Type of study  those who did it  who did not
++
Read the book  64.5  64.6
Rewatch video lectures  62.5  67.1
Go over notes  65.4  61.7
Study problems+solutions  64.6  64.4
Rework problem sets  64.5  64.6
Work new problems  65.0  64.0
The only difference that is even marginally significant (p=0.09) is between students who review and do not review the video. At least part of the reason for these somewhat unintuitive results is that students who differ in how they study likely differ on a variety of other relevant characteristics. For example, those students who reported rewatching video as a study strategy also attended far fewer lectures.
It is slightly more illuminating to look at the results with a regression model that tries to control for background knowledge of statistics, average weekly study hours, number of hours spent studying specifically for the midterm, and number of lectures attended. Next week I’ll analyze data on how many of the lectures they watched on video during the semester, but in the meantime, here’s what I have:
midterm  Coef. Std. Err. t P>t
+
somestats  2.984823 3.310259 0.90 0.369
lotstats  .0202767 4.214091 0.00 0.996
reg_study_3to4  5.449729 5.051488 1.08 0.283
reg_study_5to6  2.721032 5.322659 0.51 0.610
reg_study_7plus  .6499088 6.988505 0.09 0.926
mt_study_4to8  2.496174 6.24482 0.40 0.690
mt_study_9plus  12.36427 6.362831 1.94 0.055

ms_nlectures 
68  .1417638 4.641844 0.03 0.976
910  3.160453 4.600167 0.69 0.494
1113  5.171283 4.372493 1.18 0.240

ms_how_book  1.15838 3.09346 0.37 0.709
ms_how_video  2.205832 2.959473 0.75 0.458
ms_how_notes  2.535813 3.355605 0.76 0.452
ms_how_review_ps  1.288894 4.962381 0.26 0.796
ms_how_rework_ps  5.096169 4.452382 1.14 0.255
ms_how_new_probs  5.07274 4.033747 1.26 0.211
_cons  64.55459 7.971838 8.10 0.000
First the bad news: Not a single coefficient is statistically significant at the 5% level. This is in part due to a relatively small sample size (121 students) and in part due to missing important confounding variables. And the only coefficient that is significant at a 10% level is on studying at least 9 hours for the midterm. That means, holding everything else constant, students who studied 9 or more hours for the midterm scored 12 points lower than those students who studied less than four hours.
The slightly good news is that the coefficients on the variables representing how students studied are consistent with current research in cognitive science on effective studying, even if they aren’t statistically significant. In particular, the effects of actually working problems that will be similar to those found on the exam (about 5 points) are higher than any of the other study strategies.
In his fantastic video series on how students can get the most out of studying, Stephen Chew emphasizes study strategies that involve deep processing of information. He gives many examples, but one is to practice working problems. He also points out there are more and less effective ways to read a textbook and review notes. Next time I’m going to create a more detailed set of questions to better distinguish studying that involves shallow vs. deep processing.
In addition to Dr. Chew’s videos, the following podcast, video, and article also discuss how we can apply insights from cognitive science in a college context:

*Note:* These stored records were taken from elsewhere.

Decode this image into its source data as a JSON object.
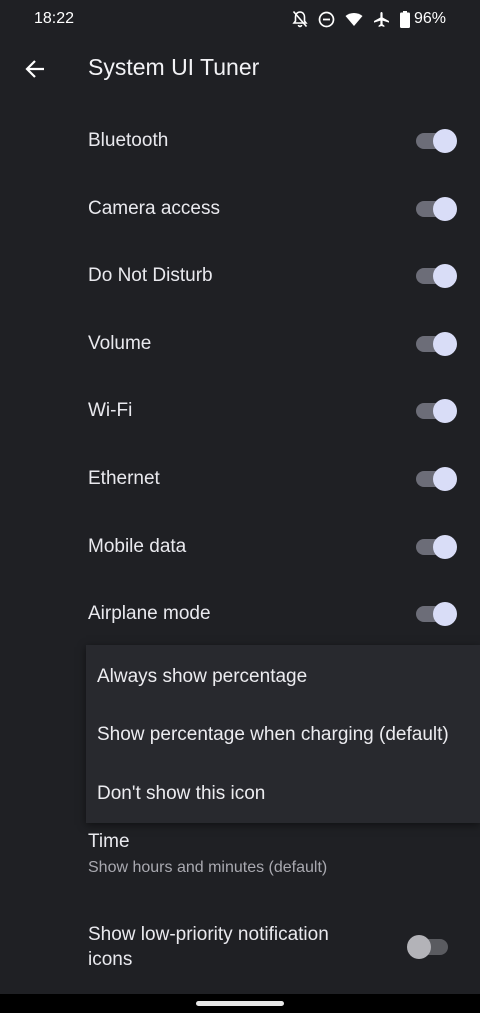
{
  "status_bar": {
    "time": "18:22",
    "battery": "96%",
    "icons": [
      "notifications-off-icon",
      "do-not-disturb-icon",
      "wifi-icon",
      "airplane-icon",
      "battery-icon"
    ]
  },
  "app_bar": {
    "title": "System UI Tuner",
    "back_icon": "arrow-back-icon"
  },
  "switches": [
    {
      "label": "Bluetooth",
      "on": true
    },
    {
      "label": "Camera access",
      "on": true
    },
    {
      "label": "Do Not Disturb",
      "on": true
    },
    {
      "label": "Volume",
      "on": true
    },
    {
      "label": "Wi-Fi",
      "on": true
    },
    {
      "label": "Ethernet",
      "on": true
    },
    {
      "label": "Mobile data",
      "on": true
    },
    {
      "label": "Airplane mode",
      "on": true
    }
  ],
  "battery_menu": {
    "options": [
      "Always show percentage",
      "Show percentage when charging (default)",
      "Don't show this icon"
    ]
  },
  "time_pref": {
    "title": "Time",
    "summary": "Show hours and minutes (default)"
  },
  "low_priority": {
    "label": "Show low-priority notification icons",
    "on": false
  },
  "colors": {
    "background": "#1f2024",
    "toggle_thumb_on": "#d9ddf7",
    "toggle_track_on": "#6c6d78",
    "menu_background": "#28292e"
  }
}
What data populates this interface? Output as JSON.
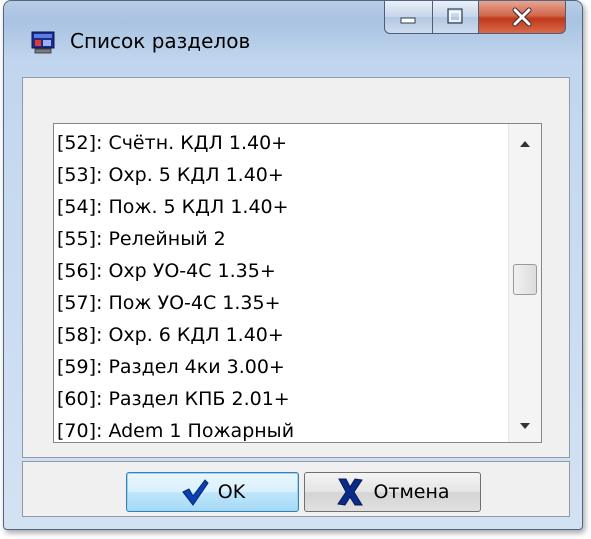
{
  "window": {
    "title": "Список разделов",
    "icon": "app-window-icon"
  },
  "caption_buttons": {
    "minimize_icon": "minimize-icon",
    "maximize_icon": "maximize-icon",
    "close_icon": "close-icon"
  },
  "list": {
    "items": [
      {
        "label": "[52]: Счётн. КДЛ 1.40+"
      },
      {
        "label": "[53]: Охр. 5 КДЛ 1.40+"
      },
      {
        "label": "[54]: Пож. 5 КДЛ 1.40+"
      },
      {
        "label": "[55]: Релейный 2"
      },
      {
        "label": "[56]: Охр УО-4С 1.35+"
      },
      {
        "label": "[57]: Пож УО-4С 1.35+"
      },
      {
        "label": "[58]: Охр. 6 КДЛ 1.40+"
      },
      {
        "label": "[59]: Раздел 4ки 3.00+"
      },
      {
        "label": "[60]: Раздел КПБ 2.01+"
      },
      {
        "label": "[70]: Adem 1 Пожарный"
      }
    ]
  },
  "buttons": {
    "ok_label": "OK",
    "cancel_label": "Отмена",
    "ok_icon": "checkmark-icon",
    "cancel_icon": "cross-icon"
  },
  "colors": {
    "ok_check": "#0b3fb3",
    "cancel_cross": "#0a2b8a",
    "close_button": "#c8412a"
  }
}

How to use cognitive psychology to enhance learning (Dr. Robert Bjork on the Teaching in Higher Ed podcast)

Science of Student Ratings (a 40m presentation by Sam Moulton, Director of Educational Research and Assessment at Harvard’s Derek Bok Center)

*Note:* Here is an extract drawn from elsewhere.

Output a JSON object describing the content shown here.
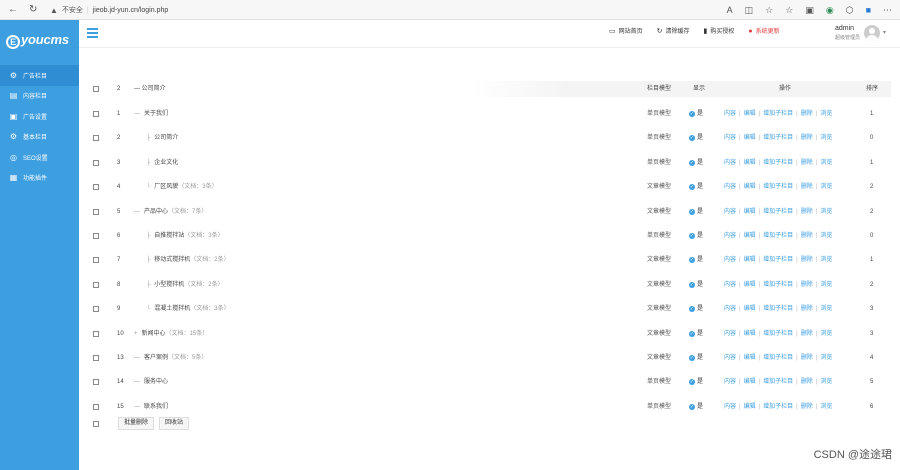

Applying Psychological Science to Higher Education: Key Findings and Open Questions (an article by Sam Moulton)